It’s hard to argue with someone when they believe themselves to be a good person. Most people do I guess, but there’s some specific sort who believes that their success, or maybe their suffering — or any part of themselves they deem to be immutable — is what makes them virtuous. Maggie Gyllenhaal is The Kindergarten Teacher and she wears her vocation like a cross around her neck, returning to her New York suburb house in the evenings to a vacant husband, asshole kids, and a glass of wine.
Literally one of the first scenes in On the Basis of Sex is a love scene — as though the film wants to remind you that the octogenerian Supreme Court judge fucks. It’s got an odd structure: spending ten minutes profiling her time at Harvard Law School, ten hunting for jobs in New York, and the rest on the tax law case she takes on while a professor — her first as a future women’s rights attorney.
When I was a kid my dad’s favourite album was Queen: Greatest Hits. In our living room we had a fancy hi-fi which could hold 3 CDs in it at once. Well, two, considering the top spot was reserved for that record. My older brother had cassettes of pop music which he played on a small tinny sounding thing in his bedroom. In family spaces it was basically either Queen, or church music. I listened to a lot of Queen — but only their greatest hits.
The way that Crystal Moselle shoots skateboarding feels a lot like anybody else would shoot flying. It is loose and liberating, the camera gliding alongside as they perform, humanity captured in the shared joy of movement. The drama of Skate Kitchen comes in the fact that this promise is not one held up by society. While the skate park should itself be a meritocratic space, your skill on the board legitimizing your right to ride, it is not immune from the prejudices that consume the rest of society.
In a cinemagoing landscape where the definition of spectacle has narrowed down to superhero antics — whether they be performed by Avengers, Jedi, or The Rock — A Star is Born arrives to remind us that something don’t gotta be huge to feel huge. There’s something in its two hour fifteen running time that quietly cements it in the tradition of the epic.
I didn’t cry at all watching The Miseducation of Cameron Post, which seems to suggest that there’s something wrong with the film.

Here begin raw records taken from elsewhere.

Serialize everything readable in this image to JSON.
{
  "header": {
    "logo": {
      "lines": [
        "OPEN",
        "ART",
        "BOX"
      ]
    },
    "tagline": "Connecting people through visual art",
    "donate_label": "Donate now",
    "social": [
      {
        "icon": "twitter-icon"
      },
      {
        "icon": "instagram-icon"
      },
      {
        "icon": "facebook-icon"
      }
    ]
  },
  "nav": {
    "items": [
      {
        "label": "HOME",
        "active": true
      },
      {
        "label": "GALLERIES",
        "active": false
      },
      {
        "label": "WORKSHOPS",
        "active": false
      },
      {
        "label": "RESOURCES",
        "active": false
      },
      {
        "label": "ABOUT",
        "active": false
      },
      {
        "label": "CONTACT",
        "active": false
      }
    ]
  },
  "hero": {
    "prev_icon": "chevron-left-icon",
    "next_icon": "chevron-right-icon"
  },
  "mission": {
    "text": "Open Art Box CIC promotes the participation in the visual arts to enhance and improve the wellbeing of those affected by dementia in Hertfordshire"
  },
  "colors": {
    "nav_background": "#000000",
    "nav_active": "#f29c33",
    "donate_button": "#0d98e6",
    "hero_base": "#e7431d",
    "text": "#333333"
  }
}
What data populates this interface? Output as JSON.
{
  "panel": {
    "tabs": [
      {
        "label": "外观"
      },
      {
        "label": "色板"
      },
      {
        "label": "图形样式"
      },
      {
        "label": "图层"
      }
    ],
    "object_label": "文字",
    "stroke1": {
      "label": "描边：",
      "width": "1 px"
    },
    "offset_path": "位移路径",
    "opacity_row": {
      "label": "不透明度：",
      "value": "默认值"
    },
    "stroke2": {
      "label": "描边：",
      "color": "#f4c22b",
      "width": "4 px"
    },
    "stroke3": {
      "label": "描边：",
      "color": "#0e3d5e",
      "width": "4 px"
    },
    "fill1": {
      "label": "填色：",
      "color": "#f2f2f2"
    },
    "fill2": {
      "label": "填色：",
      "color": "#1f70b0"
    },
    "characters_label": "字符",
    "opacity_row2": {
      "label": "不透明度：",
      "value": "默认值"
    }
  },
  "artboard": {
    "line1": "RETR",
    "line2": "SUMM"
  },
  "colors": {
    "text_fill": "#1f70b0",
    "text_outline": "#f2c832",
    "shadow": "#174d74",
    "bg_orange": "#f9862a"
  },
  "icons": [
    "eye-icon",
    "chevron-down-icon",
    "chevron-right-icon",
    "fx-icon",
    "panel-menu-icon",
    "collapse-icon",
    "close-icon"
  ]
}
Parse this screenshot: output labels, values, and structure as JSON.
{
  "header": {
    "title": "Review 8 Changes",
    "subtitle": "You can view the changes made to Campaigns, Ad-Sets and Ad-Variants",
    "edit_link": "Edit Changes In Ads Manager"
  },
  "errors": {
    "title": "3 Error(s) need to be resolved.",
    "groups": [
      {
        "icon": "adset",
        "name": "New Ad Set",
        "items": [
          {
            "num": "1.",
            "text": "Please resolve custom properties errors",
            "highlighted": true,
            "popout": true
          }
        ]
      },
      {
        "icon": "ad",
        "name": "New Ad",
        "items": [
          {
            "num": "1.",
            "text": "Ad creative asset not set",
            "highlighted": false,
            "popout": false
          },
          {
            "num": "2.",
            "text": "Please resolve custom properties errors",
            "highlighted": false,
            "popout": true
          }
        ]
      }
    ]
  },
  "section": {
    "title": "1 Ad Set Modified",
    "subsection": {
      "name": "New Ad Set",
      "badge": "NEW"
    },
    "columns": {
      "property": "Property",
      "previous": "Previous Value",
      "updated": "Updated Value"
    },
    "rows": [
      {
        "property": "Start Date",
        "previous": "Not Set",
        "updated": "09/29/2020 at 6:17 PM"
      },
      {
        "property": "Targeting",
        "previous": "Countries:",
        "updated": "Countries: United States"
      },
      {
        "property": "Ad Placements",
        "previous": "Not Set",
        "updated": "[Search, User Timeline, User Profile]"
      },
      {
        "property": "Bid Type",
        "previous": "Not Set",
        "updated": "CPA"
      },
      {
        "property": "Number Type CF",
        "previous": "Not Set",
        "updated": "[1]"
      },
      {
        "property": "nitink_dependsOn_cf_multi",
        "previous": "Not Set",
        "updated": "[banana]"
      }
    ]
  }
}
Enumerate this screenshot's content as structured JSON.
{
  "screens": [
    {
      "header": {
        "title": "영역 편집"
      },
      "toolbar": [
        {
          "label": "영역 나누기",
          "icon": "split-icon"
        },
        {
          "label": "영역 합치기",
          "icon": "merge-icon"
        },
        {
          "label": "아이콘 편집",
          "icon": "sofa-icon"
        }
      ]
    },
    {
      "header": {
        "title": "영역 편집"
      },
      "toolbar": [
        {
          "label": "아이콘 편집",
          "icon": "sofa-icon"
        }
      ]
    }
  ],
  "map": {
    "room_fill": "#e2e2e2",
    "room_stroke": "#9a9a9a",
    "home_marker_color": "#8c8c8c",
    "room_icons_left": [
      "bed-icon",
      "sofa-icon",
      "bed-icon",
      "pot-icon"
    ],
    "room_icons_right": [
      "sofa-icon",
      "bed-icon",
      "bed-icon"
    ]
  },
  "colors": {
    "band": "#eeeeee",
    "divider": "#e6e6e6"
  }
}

Given my background I was sure that I would be a wreck the entire way through. But Desiree Akhavan is not interested in mining the story of young queer folks in enrolled in full time conversion therapy for the bleak, helpless, tragedy that many of those who suffered through such experiences describe it as. Instead we spend much of the time here looking at the moments that would help one survive it.
Cold War opens on a sequence of two musicians travelling around Poland in a beat up van, recoding the folk music of those who had just survived the horrors of World War Two. They sit under on porches and in bars and around breakfast tables, inviting those who have recently lost so much to perform. Pass on the music of times torn from them.
The problem you encounter casting Stanley Tucci in literally any role is that he’s too preternaturally charming. You have to work against the unstoppable force of nature that he represents for us to do anything but love him. The Children Act unfortunately, is nothing but blandly directed and has to struggle against Ian McEwan’s second script this year imperfectly adapted from his own novel.
So, the first time we see Marx and Engels meet in The Young Karl Marx, Raoul Peck has to two of them sitting at far ends of this elaborate drawing room. Marx is trying to demand payment for his last two essays from his publisher, Engels is arrived to the man’s house as his patrician guest. The publisher blusters between the two of them trying to keep face with a friend while dismissing his employee. The two seated scholars don’t pay him all that much attention. They’ve only eyes for each other.
I guess after 45 Years Andrew Haigh could pretty much take on any project that he liked. It seems fitting that he’d reach for a story taking place at the other end of life. Of all the ages that the young protagonist of Lean on Pete gives the youngest is fifteen. I think that’s the one that we’re supposed to believe, it’s the one that he gives when he has the least to prove, when the cruelties of the world have finally ground him down enough to be honest with those around him. I guess it is just a reminder that pain can be keenly felt whatever age you are.